■ Work task: The entries must be set down again word for word; no pictures belong in the copy.

┌─ Source material

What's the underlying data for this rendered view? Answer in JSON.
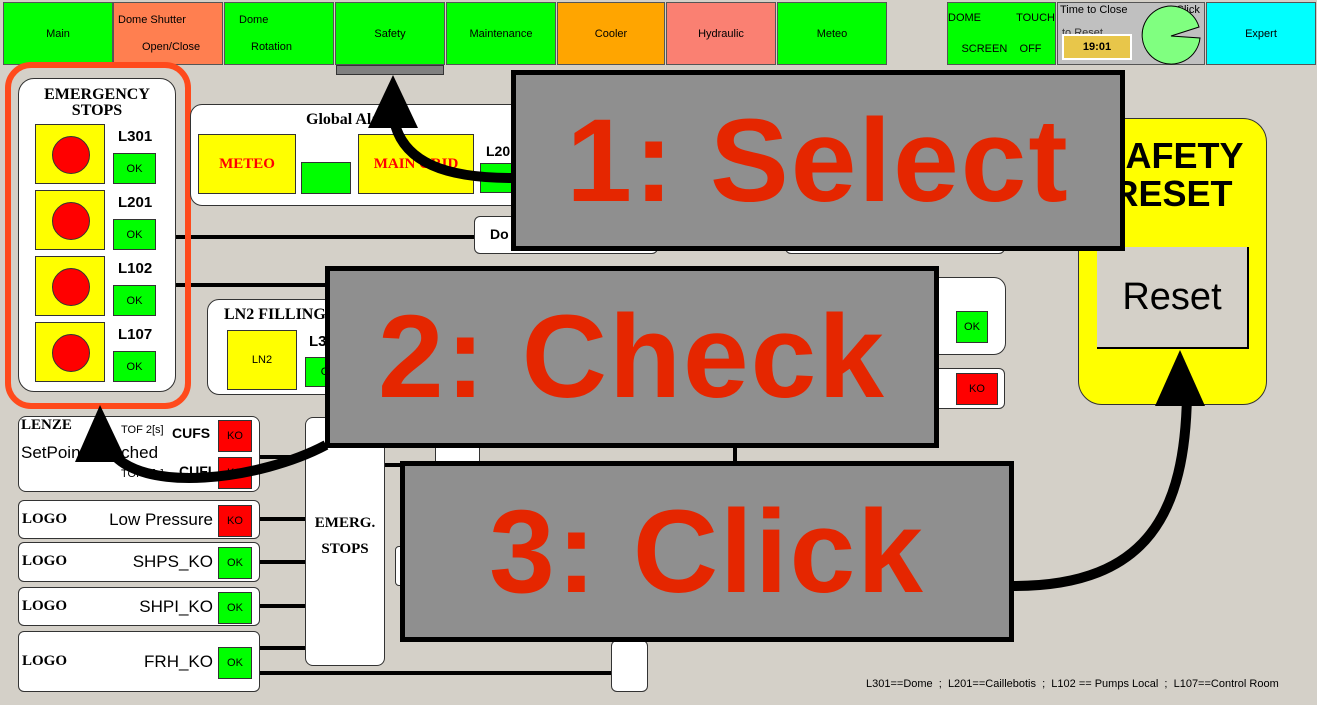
{
  "tabs": [
    {
      "l1": "Main",
      "color": "#00ff00"
    },
    {
      "l1": "Dome Shutter",
      "l2": "Open/Close",
      "color": "#ff7f50"
    },
    {
      "l1": "Dome",
      "l2": "Rotation",
      "color": "#00ff00"
    },
    {
      "l1": "Safety",
      "color": "#00ff00"
    },
    {
      "l1": "Maintenance",
      "color": "#00ff00"
    },
    {
      "l1": "Cooler",
      "color": "#ffa500"
    },
    {
      "l1": "Hydraulic",
      "color": "#fa8072"
    },
    {
      "l1": "Meteo",
      "color": "#00ff00"
    }
  ],
  "touch": {
    "l1a": "DOME",
    "l1b": "TOUCH",
    "l2a": "SCREEN",
    "l2b": "OFF"
  },
  "timer": {
    "label": "Time to Close",
    "label2": "to Reset",
    "click": "Click",
    "value": "19:01"
  },
  "expert": "Expert",
  "estops": {
    "title1": "EMERGENCY",
    "title2": "STOPS",
    "items": [
      {
        "label": "L301",
        "status": "OK"
      },
      {
        "label": "L201",
        "status": "OK"
      },
      {
        "label": "L102",
        "status": "OK"
      },
      {
        "label": "L107",
        "status": "OK"
      }
    ]
  },
  "global": {
    "title": "Global Alarms",
    "meteo": "METEO",
    "maingrid": "MAIN GRID",
    "l20": "L20"
  },
  "dome_box": "Do",
  "ln2": {
    "title": "LN2 FILLING",
    "button": "LN2",
    "l3": "L3",
    "status": "O"
  },
  "right": {
    "s1": "OK",
    "s2": "KO"
  },
  "reset": {
    "title1": "SAFETY",
    "title2": "RESET",
    "button": "Reset"
  },
  "lenze": {
    "title": "LENZE",
    "text": "SetPoint Reached",
    "tof1": "TOF 2[s]",
    "tof2": "TOF 2[s]",
    "cufs": "CUFS",
    "cufi": "CUFI",
    "s1": "KO",
    "s2": "KO"
  },
  "logos": [
    {
      "title": "LOGO",
      "label": "Low Pressure",
      "status": "KO"
    },
    {
      "title": "LOGO",
      "label": "SHPS_KO",
      "status": "OK"
    },
    {
      "title": "LOGO",
      "label": "SHPI_KO",
      "status": "OK"
    },
    {
      "title": "LOGO",
      "label": "FRH_KO",
      "status": "OK"
    }
  ],
  "emerg": {
    "l1": "EMERG.",
    "l2": "STOPS"
  },
  "legend": "L301==Dome  ;  L201==Caillebotis  ;  L102 == Pumps Local  ;  L107==Control Room",
  "overlays": {
    "o1": "1: Select",
    "o2": "2: Check",
    "o3": "3: Click"
  }
}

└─

■ Answer to the problem:
What's the underlying data for this rendered view? Answer in JSON.
{
  "tabs": [
    {
      "l1": "Main",
      "color": "#00ff00"
    },
    {
      "l1": "Dome Shutter",
      "l2": "Open/Close",
      "color": "#ff7f50"
    },
    {
      "l1": "Dome",
      "l2": "Rotation",
      "color": "#00ff00"
    },
    {
      "l1": "Safety",
      "color": "#00ff00"
    },
    {
      "l1": "Maintenance",
      "color": "#00ff00"
    },
    {
      "l1": "Cooler",
      "color": "#ffa500"
    },
    {
      "l1": "Hydraulic",
      "color": "#fa8072"
    },
    {
      "l1": "Meteo",
      "color": "#00ff00"
    }
  ],
  "touch": {
    "l1a": "DOME",
    "l1b": "TOUCH",
    "l2a": "SCREEN",
    "l2b": "OFF"
  },
  "timer": {
    "label": "Time to Close",
    "label2": "to Reset",
    "click": "Click",
    "value": "19:01"
  },
  "expert": "Expert",
  "estops": {
    "title1": "EMERGENCY",
    "title2": "STOPS",
    "items": [
      {
        "label": "L301",
        "status": "OK"
      },
      {
        "label": "L201",
        "status": "OK"
      },
      {
        "label": "L102",
        "status": "OK"
      },
      {
        "label": "L107",
        "status": "OK"
      }
    ]
  },
  "global": {
    "title": "Global Alarms",
    "meteo": "METEO",
    "maingrid": "MAIN GRID",
    "l20": "L20"
  },
  "dome_box": "Do",
  "ln2": {
    "title": "LN2 FILLING",
    "button": "LN2",
    "l3": "L3",
    "status": "O"
  },
  "right": {
    "s1": "OK",
    "s2": "KO"
  },
  "reset": {
    "title1": "SAFETY",
    "title2": "RESET",
    "button": "Reset"
  },
  "lenze": {
    "title": "LENZE",
    "text": "SetPoint Reached",
    "tof1": "TOF 2[s]",
    "tof2": "TOF 2[s]",
    "cufs": "CUFS",
    "cufi": "CUFI",
    "s1": "KO",
    "s2": "KO"
  },
  "logos": [
    {
      "title": "LOGO",
      "label": "Low Pressure",
      "status": "KO"
    },
    {
      "title": "LOGO",
      "label": "SHPS_KO",
      "status": "OK"
    },
    {
      "title": "LOGO",
      "label": "SHPI_KO",
      "status": "OK"
    },
    {
      "title": "LOGO",
      "label": "FRH_KO",
      "status": "OK"
    }
  ],
  "emerg": {
    "l1": "EMERG.",
    "l2": "STOPS"
  },
  "legend": "L301==Dome  ;  L201==Caillebotis  ;  L102 == Pumps Local  ;  L107==Control Room",
  "overlays": {
    "o1": "1: Select",
    "o2": "2: Check",
    "o3": "3: Click"
  }
}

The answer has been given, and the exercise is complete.